───── Input data

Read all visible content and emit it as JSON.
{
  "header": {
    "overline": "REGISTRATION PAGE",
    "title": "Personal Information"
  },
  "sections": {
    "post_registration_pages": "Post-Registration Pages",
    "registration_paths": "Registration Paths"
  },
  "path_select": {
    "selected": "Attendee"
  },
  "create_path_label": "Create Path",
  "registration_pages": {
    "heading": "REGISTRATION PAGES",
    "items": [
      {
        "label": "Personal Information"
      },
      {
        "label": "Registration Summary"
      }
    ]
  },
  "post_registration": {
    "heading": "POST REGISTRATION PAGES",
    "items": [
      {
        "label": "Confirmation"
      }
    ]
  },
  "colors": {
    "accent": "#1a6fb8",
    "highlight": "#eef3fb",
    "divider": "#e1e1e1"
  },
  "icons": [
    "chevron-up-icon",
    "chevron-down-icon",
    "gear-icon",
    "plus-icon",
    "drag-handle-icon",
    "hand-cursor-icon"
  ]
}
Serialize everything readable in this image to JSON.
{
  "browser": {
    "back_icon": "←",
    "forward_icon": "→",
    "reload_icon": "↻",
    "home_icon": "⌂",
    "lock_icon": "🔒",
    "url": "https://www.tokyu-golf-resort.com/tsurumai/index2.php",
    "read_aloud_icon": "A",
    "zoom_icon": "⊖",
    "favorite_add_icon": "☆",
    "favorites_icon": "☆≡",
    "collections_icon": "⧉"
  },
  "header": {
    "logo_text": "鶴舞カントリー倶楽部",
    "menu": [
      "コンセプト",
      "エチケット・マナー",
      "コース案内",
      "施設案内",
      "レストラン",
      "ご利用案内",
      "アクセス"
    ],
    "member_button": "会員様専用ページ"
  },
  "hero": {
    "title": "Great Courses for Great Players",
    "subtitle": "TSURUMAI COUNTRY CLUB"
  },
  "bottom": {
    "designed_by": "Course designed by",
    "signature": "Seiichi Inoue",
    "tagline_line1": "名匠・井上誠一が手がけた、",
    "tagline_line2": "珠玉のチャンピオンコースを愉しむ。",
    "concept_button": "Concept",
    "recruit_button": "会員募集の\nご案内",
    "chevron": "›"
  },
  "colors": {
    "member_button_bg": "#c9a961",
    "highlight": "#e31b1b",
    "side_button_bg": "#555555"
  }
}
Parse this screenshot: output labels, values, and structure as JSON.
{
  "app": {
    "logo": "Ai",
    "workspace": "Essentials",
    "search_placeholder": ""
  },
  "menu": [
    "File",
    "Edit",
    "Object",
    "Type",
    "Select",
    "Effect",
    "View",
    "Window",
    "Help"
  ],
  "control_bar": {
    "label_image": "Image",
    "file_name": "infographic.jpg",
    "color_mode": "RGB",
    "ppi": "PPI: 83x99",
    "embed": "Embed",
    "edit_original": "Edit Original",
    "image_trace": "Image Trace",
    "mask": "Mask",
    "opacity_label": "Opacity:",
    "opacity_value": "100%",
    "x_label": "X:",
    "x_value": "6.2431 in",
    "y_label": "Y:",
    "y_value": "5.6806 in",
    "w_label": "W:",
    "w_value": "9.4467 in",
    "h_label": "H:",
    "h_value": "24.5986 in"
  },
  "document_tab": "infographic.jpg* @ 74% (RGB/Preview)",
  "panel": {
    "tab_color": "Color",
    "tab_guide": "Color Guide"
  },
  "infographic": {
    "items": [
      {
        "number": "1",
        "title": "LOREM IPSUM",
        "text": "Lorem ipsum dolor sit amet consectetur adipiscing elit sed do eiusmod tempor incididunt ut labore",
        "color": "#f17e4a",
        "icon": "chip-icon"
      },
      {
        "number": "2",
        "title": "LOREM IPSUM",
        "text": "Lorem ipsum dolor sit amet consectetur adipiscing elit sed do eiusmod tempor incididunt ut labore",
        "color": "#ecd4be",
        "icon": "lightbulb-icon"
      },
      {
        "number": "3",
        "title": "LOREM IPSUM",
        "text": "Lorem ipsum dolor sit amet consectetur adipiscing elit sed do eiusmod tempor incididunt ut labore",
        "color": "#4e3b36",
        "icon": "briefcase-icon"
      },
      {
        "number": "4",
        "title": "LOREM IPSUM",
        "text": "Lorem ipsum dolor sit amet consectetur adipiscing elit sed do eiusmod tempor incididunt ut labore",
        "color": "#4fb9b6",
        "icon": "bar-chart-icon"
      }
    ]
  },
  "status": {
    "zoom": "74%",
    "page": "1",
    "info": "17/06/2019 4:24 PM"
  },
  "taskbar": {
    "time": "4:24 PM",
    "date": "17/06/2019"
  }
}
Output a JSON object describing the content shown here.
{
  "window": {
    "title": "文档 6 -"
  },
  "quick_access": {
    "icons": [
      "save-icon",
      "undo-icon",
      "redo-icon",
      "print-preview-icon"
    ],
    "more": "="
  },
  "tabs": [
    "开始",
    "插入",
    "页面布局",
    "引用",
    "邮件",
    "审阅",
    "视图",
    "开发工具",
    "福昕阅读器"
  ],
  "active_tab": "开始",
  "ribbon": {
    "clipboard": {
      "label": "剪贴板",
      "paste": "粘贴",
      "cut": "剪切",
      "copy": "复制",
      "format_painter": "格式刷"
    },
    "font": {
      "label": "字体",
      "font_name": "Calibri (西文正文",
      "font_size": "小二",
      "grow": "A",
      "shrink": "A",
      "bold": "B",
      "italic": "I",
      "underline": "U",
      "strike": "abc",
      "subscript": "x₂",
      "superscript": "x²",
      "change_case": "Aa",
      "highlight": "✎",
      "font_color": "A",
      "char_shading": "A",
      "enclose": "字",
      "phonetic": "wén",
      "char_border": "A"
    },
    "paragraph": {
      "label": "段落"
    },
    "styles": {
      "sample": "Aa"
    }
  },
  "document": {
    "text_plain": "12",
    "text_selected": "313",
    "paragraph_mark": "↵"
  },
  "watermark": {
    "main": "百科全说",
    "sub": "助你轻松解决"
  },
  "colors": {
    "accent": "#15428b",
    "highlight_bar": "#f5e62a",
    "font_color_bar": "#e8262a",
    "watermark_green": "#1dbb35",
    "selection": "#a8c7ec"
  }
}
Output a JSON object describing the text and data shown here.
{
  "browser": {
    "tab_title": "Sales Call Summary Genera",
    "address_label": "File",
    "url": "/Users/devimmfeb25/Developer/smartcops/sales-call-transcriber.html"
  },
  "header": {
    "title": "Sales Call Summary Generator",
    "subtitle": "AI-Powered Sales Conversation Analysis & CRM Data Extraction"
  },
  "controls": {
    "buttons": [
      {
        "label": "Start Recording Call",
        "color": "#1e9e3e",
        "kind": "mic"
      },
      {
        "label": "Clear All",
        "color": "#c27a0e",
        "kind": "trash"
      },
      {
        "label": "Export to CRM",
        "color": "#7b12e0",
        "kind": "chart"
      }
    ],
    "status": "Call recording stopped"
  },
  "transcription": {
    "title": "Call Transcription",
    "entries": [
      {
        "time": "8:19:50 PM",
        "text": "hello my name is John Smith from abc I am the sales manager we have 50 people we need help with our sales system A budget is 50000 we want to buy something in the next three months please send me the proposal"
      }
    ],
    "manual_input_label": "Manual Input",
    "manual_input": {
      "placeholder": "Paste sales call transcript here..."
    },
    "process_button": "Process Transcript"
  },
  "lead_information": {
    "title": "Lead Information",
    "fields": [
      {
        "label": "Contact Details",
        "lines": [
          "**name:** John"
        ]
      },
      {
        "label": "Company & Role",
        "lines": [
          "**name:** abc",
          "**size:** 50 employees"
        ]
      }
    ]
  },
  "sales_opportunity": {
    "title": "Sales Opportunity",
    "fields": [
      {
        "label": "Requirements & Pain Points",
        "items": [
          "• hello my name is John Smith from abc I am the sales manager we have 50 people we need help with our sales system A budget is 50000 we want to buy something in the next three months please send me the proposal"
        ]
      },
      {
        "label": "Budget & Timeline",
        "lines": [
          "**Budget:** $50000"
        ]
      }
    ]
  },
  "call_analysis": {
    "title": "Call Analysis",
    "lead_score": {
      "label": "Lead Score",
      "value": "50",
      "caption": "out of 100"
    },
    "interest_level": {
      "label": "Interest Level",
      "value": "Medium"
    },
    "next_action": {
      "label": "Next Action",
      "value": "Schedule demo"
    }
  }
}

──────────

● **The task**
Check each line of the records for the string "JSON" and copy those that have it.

● **Solution**
Read all visible content and emit it as JSON.
Serialize everything readable in this image to JSON.
Parse this screenshot: output labels, values, and structure as JSON.
Output a JSON object describing the content shown here.
Output a JSON object describing the text and data shown here.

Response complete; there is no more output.